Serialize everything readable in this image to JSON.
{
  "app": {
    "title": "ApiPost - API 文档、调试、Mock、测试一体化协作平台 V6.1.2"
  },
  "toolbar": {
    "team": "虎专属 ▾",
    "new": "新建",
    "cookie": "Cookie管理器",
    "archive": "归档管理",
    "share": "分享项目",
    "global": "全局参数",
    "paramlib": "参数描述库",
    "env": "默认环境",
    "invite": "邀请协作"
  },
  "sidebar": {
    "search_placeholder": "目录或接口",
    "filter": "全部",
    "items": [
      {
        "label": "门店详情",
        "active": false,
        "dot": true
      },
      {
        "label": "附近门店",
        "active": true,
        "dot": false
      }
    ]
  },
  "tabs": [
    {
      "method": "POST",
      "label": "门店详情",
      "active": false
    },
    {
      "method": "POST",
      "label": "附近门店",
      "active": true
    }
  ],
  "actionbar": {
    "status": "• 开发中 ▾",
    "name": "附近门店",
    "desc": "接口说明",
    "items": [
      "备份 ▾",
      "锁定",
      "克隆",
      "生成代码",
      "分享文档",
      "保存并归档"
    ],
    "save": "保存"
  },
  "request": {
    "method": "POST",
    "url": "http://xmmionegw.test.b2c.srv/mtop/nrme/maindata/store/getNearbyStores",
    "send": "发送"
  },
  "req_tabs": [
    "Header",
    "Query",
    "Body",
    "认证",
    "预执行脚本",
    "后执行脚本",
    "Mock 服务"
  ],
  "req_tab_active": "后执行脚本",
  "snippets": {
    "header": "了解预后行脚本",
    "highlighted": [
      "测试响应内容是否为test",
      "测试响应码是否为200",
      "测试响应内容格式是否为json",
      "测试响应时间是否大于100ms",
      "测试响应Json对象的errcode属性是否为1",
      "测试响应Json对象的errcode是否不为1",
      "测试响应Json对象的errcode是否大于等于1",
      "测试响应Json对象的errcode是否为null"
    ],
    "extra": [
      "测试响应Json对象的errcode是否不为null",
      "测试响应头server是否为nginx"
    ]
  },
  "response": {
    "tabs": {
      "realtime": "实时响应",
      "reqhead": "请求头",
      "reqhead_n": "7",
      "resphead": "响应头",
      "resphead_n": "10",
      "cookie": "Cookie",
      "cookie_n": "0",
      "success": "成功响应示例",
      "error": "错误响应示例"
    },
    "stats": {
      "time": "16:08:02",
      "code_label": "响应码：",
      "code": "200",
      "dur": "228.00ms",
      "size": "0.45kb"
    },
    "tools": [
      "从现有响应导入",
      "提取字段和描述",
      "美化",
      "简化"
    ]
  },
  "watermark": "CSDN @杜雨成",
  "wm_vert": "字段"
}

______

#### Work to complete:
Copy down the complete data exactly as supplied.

#### Response below:
Serialize everything readable in this image to JSON.
{
  "app": {
    "title": "ApiPost - API 文档、调试、Mock、测试一体化协作平台 V6.1.2"
  },
  "toolbar": {
    "team": "虎专属 ▾",
    "new": "新建",
    "cookie": "Cookie管理器",
    "archive": "归档管理",
    "share": "分享项目",
    "global": "全局参数",
    "paramlib": "参数描述库",
    "env": "默认环境",
    "invite": "邀请协作"
  },
  "sidebar": {
    "search_placeholder": "目录或接口",
    "filter": "全部",
    "items": [
      {
        "label": "门店详情",
        "active": false,
        "dot": true
      },
      {
        "label": "附近门店",
        "active": true,
        "dot": false
      }
    ]
  },
  "tabs": [
    {
      "method": "POST",
      "label": "门店详情",
      "active": false
    },
    {
      "method": "POST",
      "label": "附近门店",
      "active": true
    }
  ],
  "actionbar": {
    "status": "• 开发中 ▾",
    "name": "附近门店",
    "desc": "接口说明",
    "items": [
      "备份 ▾",
      "锁定",
      "克隆",
      "生成代码",
      "分享文档",
      "保存并归档"
    ],
    "save": "保存"
  },
  "request": {
    "method": "POST",
    "url": "http://xmmionegw.test.b2c.srv/mtop/nrme/maindata/store/getNearbyStores",
    "send": "发送"
  },
  "req_tabs": [
    "Header",
    "Query",
    "Body",
    "认证",
    "预执行脚本",
    "后执行脚本",
    "Mock 服务"
  ],
  "req_tab_active": "后执行脚本",
  "snippets": {
    "header": "了解预后行脚本",
    "highlighted": [
      "测试响应内容是否为test",
      "测试响应码是否为200",
      "测试响应内容格式是否为json",
      "测试响应时间是否大于100ms",
      "测试响应Json对象的errcode属性是否为1",
      "测试响应Json对象的errcode是否不为1",
      "测试响应Json对象的errcode是否大于等于1",
      "测试响应Json对象的errcode是否为null"
    ],
    "extra": [
      "测试响应Json对象的errcode是否不为null",
      "测试响应头server是否为nginx"
    ]
  },
  "response": {
    "tabs": {
      "realtime": "实时响应",
      "reqhead": "请求头",
      "reqhead_n": "7",
      "resphead": "响应头",
      "resphead_n": "10",
      "cookie": "Cookie",
      "cookie_n": "0",
      "success": "成功响应示例",
      "error": "错误响应示例"
    },
    "stats": {
      "time": "16:08:02",
      "code_label": "响应码：",
      "code": "200",
      "dur": "228.00ms",
      "size": "0.45kb"
    },
    "tools": [
      "从现有响应导入",
      "提取字段和描述",
      "美化",
      "简化"
    ]
  },
  "watermark": "CSDN @杜雨成",
  "wm_vert": "字段"
}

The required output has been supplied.